Along with its nature trails, Mafate also boasts of a varied ecosystem—including a number of endemic birds, insects and plants—much of which has evolved over the years due to the isolation this place enjoys. The valley is home to 20 indigenous bird species, out of which six can be found only on the island, including the famous marsh harrier.
Apart from the occasional sound of choppers, the only other noises that can be heard are those of gushing rivers and waterfalls. The amphitheatre-shaped valley started getting noticed after it was declared a World Heritage Site in 2010.
The hiking trail is flanked by a dense rainforest in the east, savannah or sugarcane fields in the west, and lunar landscapes on the volcanoes and walks along the shoreline.
Mafate is a hiker’s dream come true with over 900km of marked hiking trails which begin from beaches and, within a couple of two hours, lead you to craters, through a rainforest and a lunar landscape. There are no roads. The criss-cross trails run through varying altitudes. While hiking you will also experience differentiated temperatures depending upon where you are. Occasionally the sun might seem too harsh, at other times the wind will be running wild through your hair.
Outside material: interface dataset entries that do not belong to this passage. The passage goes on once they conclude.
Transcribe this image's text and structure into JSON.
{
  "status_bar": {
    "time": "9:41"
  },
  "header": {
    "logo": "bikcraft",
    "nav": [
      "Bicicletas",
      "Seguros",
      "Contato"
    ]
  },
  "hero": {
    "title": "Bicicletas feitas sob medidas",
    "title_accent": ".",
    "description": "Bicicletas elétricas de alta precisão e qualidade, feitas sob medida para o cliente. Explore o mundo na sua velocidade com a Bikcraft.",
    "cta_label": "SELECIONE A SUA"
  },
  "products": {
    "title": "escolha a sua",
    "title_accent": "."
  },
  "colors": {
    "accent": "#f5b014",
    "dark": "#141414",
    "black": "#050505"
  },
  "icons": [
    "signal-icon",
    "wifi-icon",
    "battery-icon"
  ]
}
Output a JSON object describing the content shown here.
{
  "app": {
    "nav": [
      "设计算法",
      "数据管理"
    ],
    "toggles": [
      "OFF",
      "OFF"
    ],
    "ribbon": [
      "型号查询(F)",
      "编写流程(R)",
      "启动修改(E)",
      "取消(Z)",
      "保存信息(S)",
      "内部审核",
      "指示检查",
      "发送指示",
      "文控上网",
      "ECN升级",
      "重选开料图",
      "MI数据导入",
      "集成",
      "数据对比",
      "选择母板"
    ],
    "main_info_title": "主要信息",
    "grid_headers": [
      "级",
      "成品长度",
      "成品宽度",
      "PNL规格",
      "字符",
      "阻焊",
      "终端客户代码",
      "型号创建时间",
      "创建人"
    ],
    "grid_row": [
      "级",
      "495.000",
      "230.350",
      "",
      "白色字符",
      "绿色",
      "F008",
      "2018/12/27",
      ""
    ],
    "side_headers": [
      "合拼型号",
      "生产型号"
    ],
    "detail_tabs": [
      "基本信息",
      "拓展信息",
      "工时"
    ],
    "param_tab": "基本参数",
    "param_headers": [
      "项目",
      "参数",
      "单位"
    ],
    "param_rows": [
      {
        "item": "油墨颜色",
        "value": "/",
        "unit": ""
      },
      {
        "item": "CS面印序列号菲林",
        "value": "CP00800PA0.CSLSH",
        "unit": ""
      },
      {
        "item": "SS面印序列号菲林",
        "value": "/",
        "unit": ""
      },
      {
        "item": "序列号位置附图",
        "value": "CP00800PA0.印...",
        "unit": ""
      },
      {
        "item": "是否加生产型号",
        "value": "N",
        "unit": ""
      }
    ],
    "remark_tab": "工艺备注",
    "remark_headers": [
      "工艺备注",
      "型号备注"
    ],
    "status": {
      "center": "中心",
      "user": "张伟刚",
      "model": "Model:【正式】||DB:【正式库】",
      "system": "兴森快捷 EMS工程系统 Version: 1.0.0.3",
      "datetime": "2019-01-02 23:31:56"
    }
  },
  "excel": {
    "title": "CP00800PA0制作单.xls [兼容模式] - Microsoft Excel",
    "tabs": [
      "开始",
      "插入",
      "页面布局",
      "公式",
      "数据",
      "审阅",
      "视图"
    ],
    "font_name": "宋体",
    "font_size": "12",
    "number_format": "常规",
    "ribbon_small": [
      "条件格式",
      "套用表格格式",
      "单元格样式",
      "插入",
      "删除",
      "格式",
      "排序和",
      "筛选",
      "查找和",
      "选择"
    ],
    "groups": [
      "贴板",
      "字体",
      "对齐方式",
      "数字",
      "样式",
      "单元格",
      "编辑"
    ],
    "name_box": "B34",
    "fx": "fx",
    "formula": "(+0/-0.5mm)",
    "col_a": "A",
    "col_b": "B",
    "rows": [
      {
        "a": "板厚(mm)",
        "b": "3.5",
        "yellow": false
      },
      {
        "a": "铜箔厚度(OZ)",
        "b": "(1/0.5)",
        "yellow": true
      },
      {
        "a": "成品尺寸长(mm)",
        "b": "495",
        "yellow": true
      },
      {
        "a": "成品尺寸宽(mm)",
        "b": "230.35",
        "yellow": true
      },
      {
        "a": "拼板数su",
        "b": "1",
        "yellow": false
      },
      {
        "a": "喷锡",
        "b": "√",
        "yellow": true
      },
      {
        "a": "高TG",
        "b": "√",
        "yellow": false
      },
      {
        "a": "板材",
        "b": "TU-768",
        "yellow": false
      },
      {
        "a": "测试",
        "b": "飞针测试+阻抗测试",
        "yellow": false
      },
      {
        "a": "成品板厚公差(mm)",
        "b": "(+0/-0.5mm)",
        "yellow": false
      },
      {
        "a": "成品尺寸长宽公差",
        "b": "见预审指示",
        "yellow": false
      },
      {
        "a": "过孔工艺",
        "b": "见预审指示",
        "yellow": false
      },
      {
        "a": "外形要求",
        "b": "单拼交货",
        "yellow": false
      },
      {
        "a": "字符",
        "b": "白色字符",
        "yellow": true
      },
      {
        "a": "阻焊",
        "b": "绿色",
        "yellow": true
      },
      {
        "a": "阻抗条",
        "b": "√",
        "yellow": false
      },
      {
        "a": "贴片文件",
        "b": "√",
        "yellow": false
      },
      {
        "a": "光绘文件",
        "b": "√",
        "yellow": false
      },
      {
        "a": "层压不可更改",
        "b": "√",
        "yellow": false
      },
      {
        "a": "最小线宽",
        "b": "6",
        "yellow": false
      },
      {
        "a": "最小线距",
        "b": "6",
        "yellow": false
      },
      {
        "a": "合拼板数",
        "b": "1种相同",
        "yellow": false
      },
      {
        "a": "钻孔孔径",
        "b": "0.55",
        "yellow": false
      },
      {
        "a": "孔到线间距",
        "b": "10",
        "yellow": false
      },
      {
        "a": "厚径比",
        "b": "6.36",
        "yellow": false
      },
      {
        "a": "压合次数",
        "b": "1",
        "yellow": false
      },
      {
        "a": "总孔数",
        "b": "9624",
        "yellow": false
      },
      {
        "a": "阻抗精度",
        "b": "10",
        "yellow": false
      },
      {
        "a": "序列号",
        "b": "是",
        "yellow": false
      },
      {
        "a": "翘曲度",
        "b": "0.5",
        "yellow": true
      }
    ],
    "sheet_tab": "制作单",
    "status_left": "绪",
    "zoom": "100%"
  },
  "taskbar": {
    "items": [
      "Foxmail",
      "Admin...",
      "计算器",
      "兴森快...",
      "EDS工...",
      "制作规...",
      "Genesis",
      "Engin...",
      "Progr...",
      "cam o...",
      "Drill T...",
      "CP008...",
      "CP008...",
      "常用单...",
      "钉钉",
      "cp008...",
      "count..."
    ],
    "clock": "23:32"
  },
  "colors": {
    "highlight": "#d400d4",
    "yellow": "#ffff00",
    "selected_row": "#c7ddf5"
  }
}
And if you want to get back to 'civilsation', just hit up mainland Reunion where each corner has a boulangerie thanks to it being an old French outpost.